International Business Times
Massive excitement, followed by absolutely nothing: It's not just for Boba Fett toys anymore!
Obviously, The Force Awakens has wide-ranging appeal, with 34 percent of moviegoers being between the ages of 18 and 34, but nobody anticipated the degree to which adult male collectors would wait out all night to completely clear the shelves. Plenty of fans on social media complained that, despite waiting in line for hours at their local Toys 'R' Us or Target, there was almost nothing for them to buy, because the first ten or so people in line had descended on the toy aisles like a group of piranhas skeletonizing a cow. How piranhas and a cow ended up in the same room is a mystery, but so are scenes like this:
"That's adorable, but I'm still coming any day now." -- Death
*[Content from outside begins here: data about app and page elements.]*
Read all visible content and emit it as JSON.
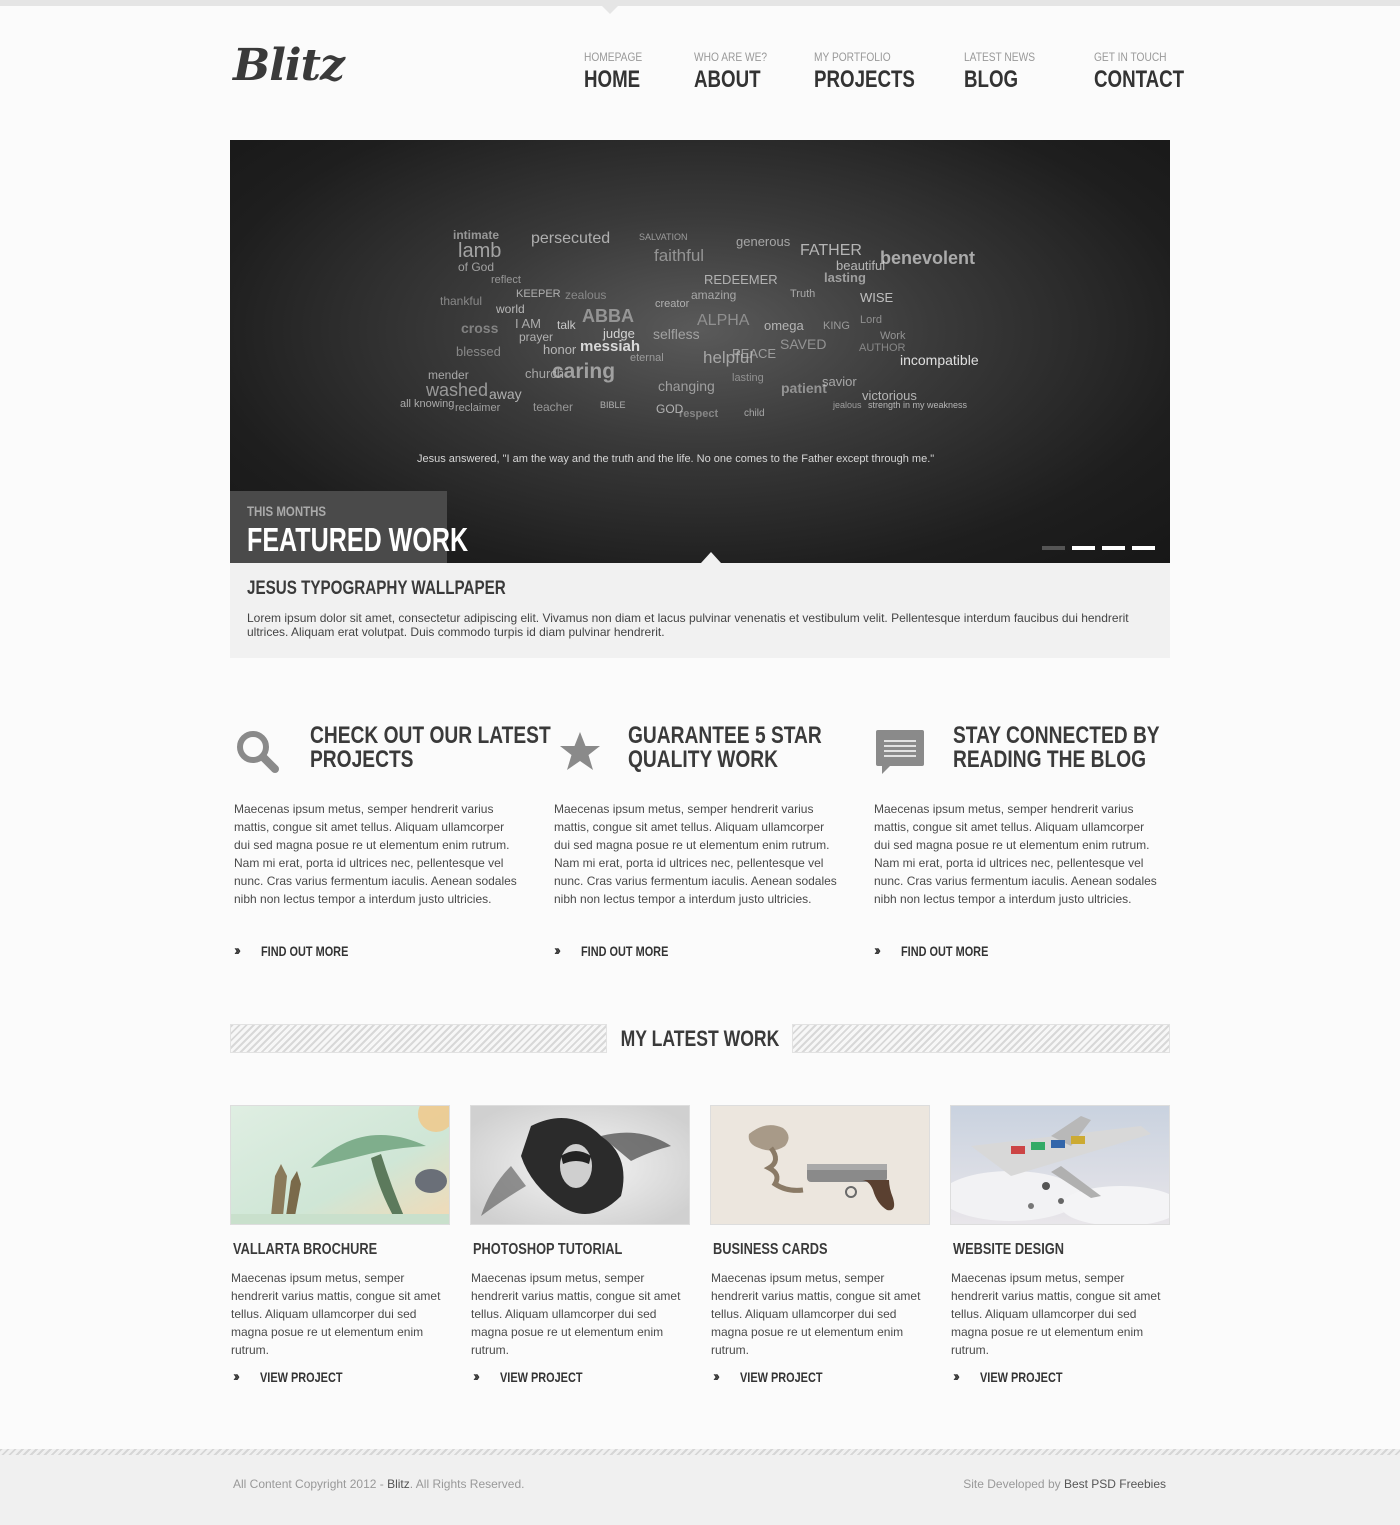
{
  "brand": {
    "logo": "Blitz"
  },
  "nav": [
    {
      "sub": "Homepage",
      "label": "Home"
    },
    {
      "sub": "Who are we?",
      "label": "About"
    },
    {
      "sub": "My Portfolio",
      "label": "Projects"
    },
    {
      "sub": "Latest News",
      "label": "Blog"
    },
    {
      "sub": "Get in touch",
      "label": "Contact"
    }
  ],
  "slider": {
    "quote": "Jesus answered, \"I am the way and the truth and the life. No one comes to the Father except through me.\"",
    "featured_small": "This months",
    "featured_big": "Featured Work",
    "dots_total": 4,
    "active_dot": 1,
    "cloud_words": [
      "intimate",
      "persecuted",
      "lamb",
      "SALVATION",
      "faithful",
      "generous",
      "FATHER",
      "benevolent",
      "of God",
      "reflect",
      "KEEPER",
      "zealous",
      "REDEEMER",
      "Truth",
      "lasting",
      "beautiful",
      "thankful",
      "world",
      "creator",
      "amazing",
      "WISE",
      "ABBA",
      "ALPHA",
      "omega",
      "I AM",
      "talk",
      "KING",
      "Lord",
      "cross",
      "prayer",
      "judge",
      "selfless",
      "Work",
      "blessed",
      "honor",
      "messiah",
      "helpful",
      "PEACE",
      "SAVED",
      "AUTHOR",
      "incompatible",
      "mender",
      "caring",
      "eternal",
      "lasting",
      "washed",
      "away",
      "church",
      "changing",
      "patient",
      "savior",
      "victorious",
      "all knowing",
      "reclaimer",
      "teacher",
      "BIBLE",
      "respect",
      "GOD",
      "child",
      "jealous",
      "strength in my weakness"
    ]
  },
  "caption": {
    "title": "Jesus Typography Wallpaper",
    "text": "Lorem ipsum dolor sit amet, consectetur adipiscing elit. Vivamus non diam et lacus pulvinar venenatis et vestibulum velit. Pellentesque interdum faucibus dui hendrerit ultrices. Aliquam erat volutpat. Duis commodo turpis id diam pulvinar hendrerit."
  },
  "features": [
    {
      "icon": "search-icon",
      "title_line1": "Check out our latest",
      "title_line2": "projects",
      "text": "Maecenas ipsum metus, semper hendrerit varius mattis, congue sit amet tellus. Aliquam ullamcorper dui sed magna posue re ut elementum enim rutrum. Nam mi erat, porta id ultrices nec, pellentesque vel nunc. Cras varius fermentum iaculis. Aenean sodales nibh non lectus tempor a interdum justo ultricies.",
      "link": "Find out more"
    },
    {
      "icon": "star-icon",
      "title_line1": "Guarantee 5 star",
      "title_line2": "quality work",
      "text": "Maecenas ipsum metus, semper hendrerit varius mattis, congue sit amet tellus. Aliquam ullamcorper dui sed magna posue re ut elementum enim rutrum. Nam mi erat, porta id ultrices nec, pellentesque vel nunc. Cras varius fermentum iaculis. Aenean sodales nibh non lectus tempor a interdum justo ultricies.",
      "link": "Find out more"
    },
    {
      "icon": "speech-bubble-icon",
      "title_line1": "Stay connected by",
      "title_line2": "reading the blog",
      "text": "Maecenas ipsum metus, semper hendrerit varius mattis, congue sit amet tellus. Aliquam ullamcorper dui sed magna posue re ut elementum enim rutrum. Nam mi erat, porta id ultrices nec, pellentesque vel nunc. Cras varius fermentum iaculis. Aenean sodales nibh non lectus tempor a interdum justo ultricies.",
      "link": "Find out more"
    }
  ],
  "latest_work": {
    "heading": "My Latest Work",
    "items": [
      {
        "title": "Vallarta Brochure",
        "text": "Maecenas ipsum metus, semper hendrerit varius mattis, congue sit amet tellus. Aliquam ullamcorper dui sed magna posue re ut elementum enim rutrum.",
        "link": "View Project"
      },
      {
        "title": "Photoshop Tutorial",
        "text": "Maecenas ipsum metus, semper hendrerit varius mattis, congue sit amet tellus. Aliquam ullamcorper dui sed magna posue re ut elementum enim rutrum.",
        "link": "View Project"
      },
      {
        "title": "Business Cards",
        "text": "Maecenas ipsum metus, semper hendrerit varius mattis, congue sit amet tellus. Aliquam ullamcorper dui sed magna posue re ut elementum enim rutrum.",
        "link": "View Project"
      },
      {
        "title": "Website Design",
        "text": "Maecenas ipsum metus, semper hendrerit varius mattis, congue sit amet tellus. Aliquam ullamcorper dui sed magna posue re ut elementum enim rutrum.",
        "link": "View Project"
      }
    ]
  },
  "footer": {
    "copyright_prefix": "All Content Copyright 2012 - ",
    "copyright_brand": "Blitz",
    "copyright_suffix": ". All Rights Reserved.",
    "dev_prefix": "Site Developed by ",
    "dev_link": "Best PSD Freebies"
  },
  "colors": {
    "text_dark": "#3a3a3a",
    "slider_bg": "#1e1e1e",
    "caption_bg": "#f1f1f1",
    "footer_bg": "#f0f0f0"
  }
}
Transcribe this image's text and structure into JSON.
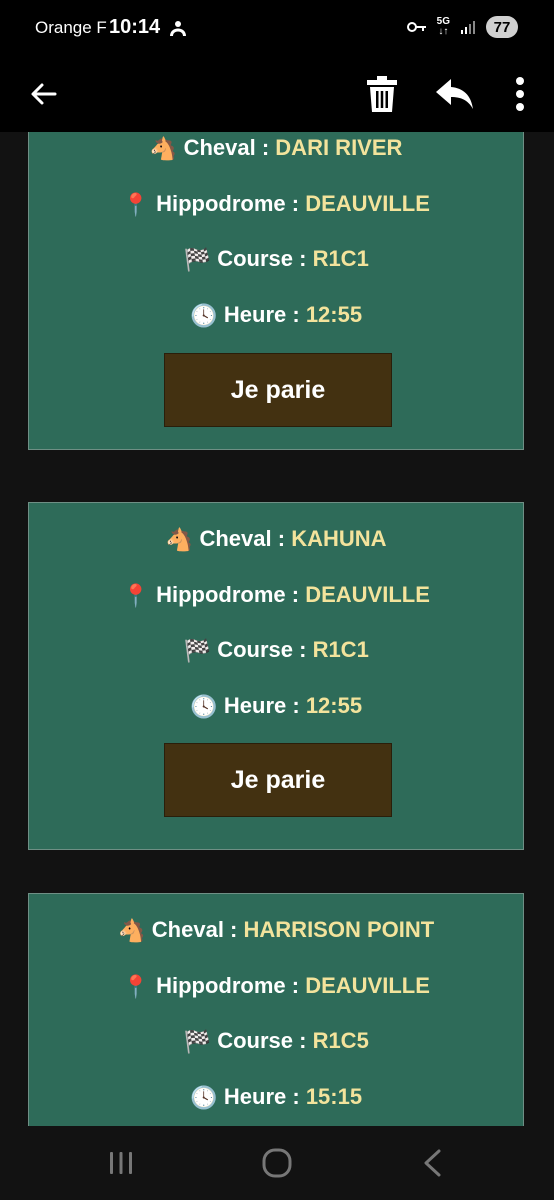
{
  "status_bar": {
    "carrier": "Orange F",
    "time": "10:14",
    "network": "5G",
    "battery": "77"
  },
  "app_bar": {
    "icons": [
      "back-arrow-icon",
      "trash-icon",
      "reply-icon",
      "more-vert-icon"
    ]
  },
  "labels": {
    "horse": "Cheval :",
    "track": "Hippodrome :",
    "race": "Course :",
    "time": "Heure :",
    "bet": "Je parie"
  },
  "emojis": {
    "horse": "🐴",
    "track": "📍",
    "race": "🏁",
    "time": "🕓"
  },
  "cards": [
    {
      "horse": "DARI RIVER",
      "track": "DEAUVILLE",
      "race": "R1C1",
      "time": "12:55"
    },
    {
      "horse": "KAHUNA",
      "track": "DEAUVILLE",
      "race": "R1C1",
      "time": "12:55"
    },
    {
      "horse": "HARRISON POINT",
      "track": "DEAUVILLE",
      "race": "R1C5",
      "time": "15:15"
    }
  ],
  "colors": {
    "card_bg": "#2e6b59",
    "value_text": "#f3e39c",
    "button_bg": "#433111",
    "page_bg": "#121212"
  }
}
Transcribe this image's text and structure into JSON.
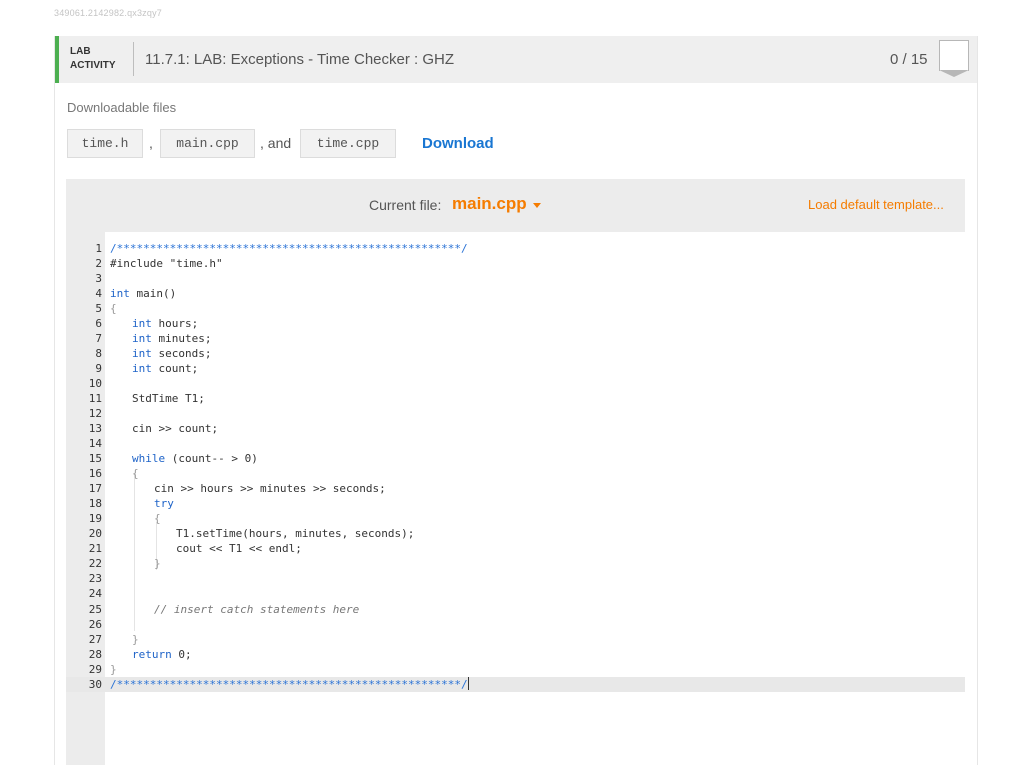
{
  "session_id": "349061.2142982.qx3zqy7",
  "header": {
    "lab_label_line1": "LAB",
    "lab_label_line2": "ACTIVITY",
    "title": "11.7.1: LAB: Exceptions - Time Checker : GHZ",
    "score": "0 / 15"
  },
  "downloads": {
    "label": "Downloadable files",
    "files": [
      "time.h",
      "main.cpp",
      "time.cpp"
    ],
    "sep1": ",",
    "sep2": ", and",
    "download_label": "Download"
  },
  "editor": {
    "current_file_label": "Current file:",
    "current_file": "main.cpp",
    "load_default": "Load default template...",
    "line_numbers": [
      "1",
      "2",
      "3",
      "4",
      "5",
      "6",
      "7",
      "8",
      "9",
      "10",
      "11",
      "12",
      "13",
      "14",
      "15",
      "16",
      "17",
      "18",
      "19",
      "20",
      "21",
      "22",
      "23",
      "24",
      "25",
      "26",
      "27",
      "28",
      "29",
      "30"
    ],
    "code": {
      "l1": "/****************************************************/",
      "l2_include": "#include ",
      "l2_file": "\"time.h\"",
      "l4_type": "int",
      "l4_rest": " main()",
      "l5": "{",
      "l6_type": "int",
      "l6_rest": " hours;",
      "l7_type": "int",
      "l7_rest": " minutes;",
      "l8_type": "int",
      "l8_rest": " seconds;",
      "l9_type": "int",
      "l9_rest": " count;",
      "l11": "StdTime T1;",
      "l13": "cin >> count;",
      "l15_kw": "while",
      "l15_rest": " (count-- > 0)",
      "l16": "{",
      "l17": "cin >> hours >> minutes >> seconds;",
      "l18": "try",
      "l19": "{",
      "l20": "T1.setTime(hours, minutes, seconds);",
      "l21": "cout << T1 << endl;",
      "l22": "}",
      "l25": "// insert catch statements here",
      "l27": "}",
      "l28_kw": "return",
      "l28_rest": " 0;",
      "l29": "}",
      "l30": "/****************************************************/"
    }
  },
  "colors": {
    "accent_green": "#4caf50",
    "accent_orange": "#f57c00",
    "link_blue": "#1976d2",
    "keyword_blue": "#1e63c8"
  }
}
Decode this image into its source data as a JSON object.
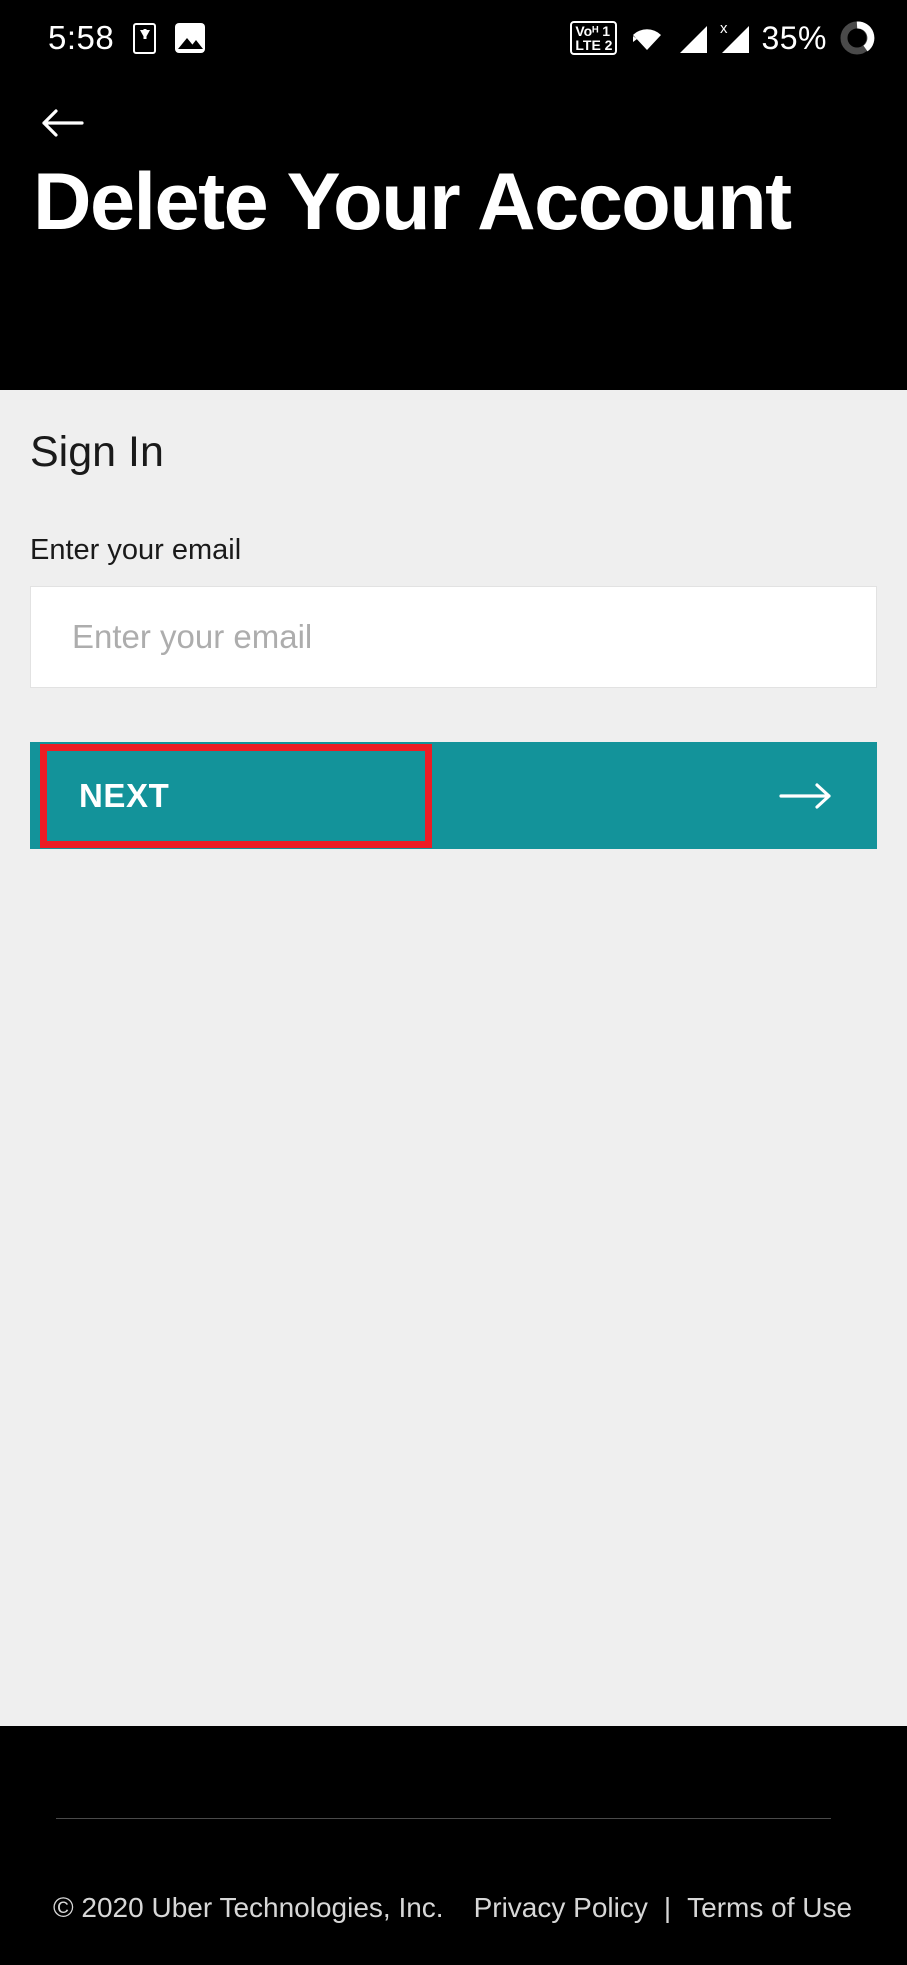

But all these megafans buying the toys as collector's items were only shooting themselves in the foot. Vintage toys from the 1970s and 1980s can go for thousands of dollars these days, but that's only because so few people bothered to keep them around. When the prequel trilogy came out, along with hundreds of Alderaans' worth of toys, they were snapped up by collectors by the thousands, which caused their value to drop to that of a lightly-used Tootsie Pop. So instead of securing a financial future crafted from the tears of children, these adults dropped hundreds of dollars on what will eventually become the backdrop for an episode of Hoarders.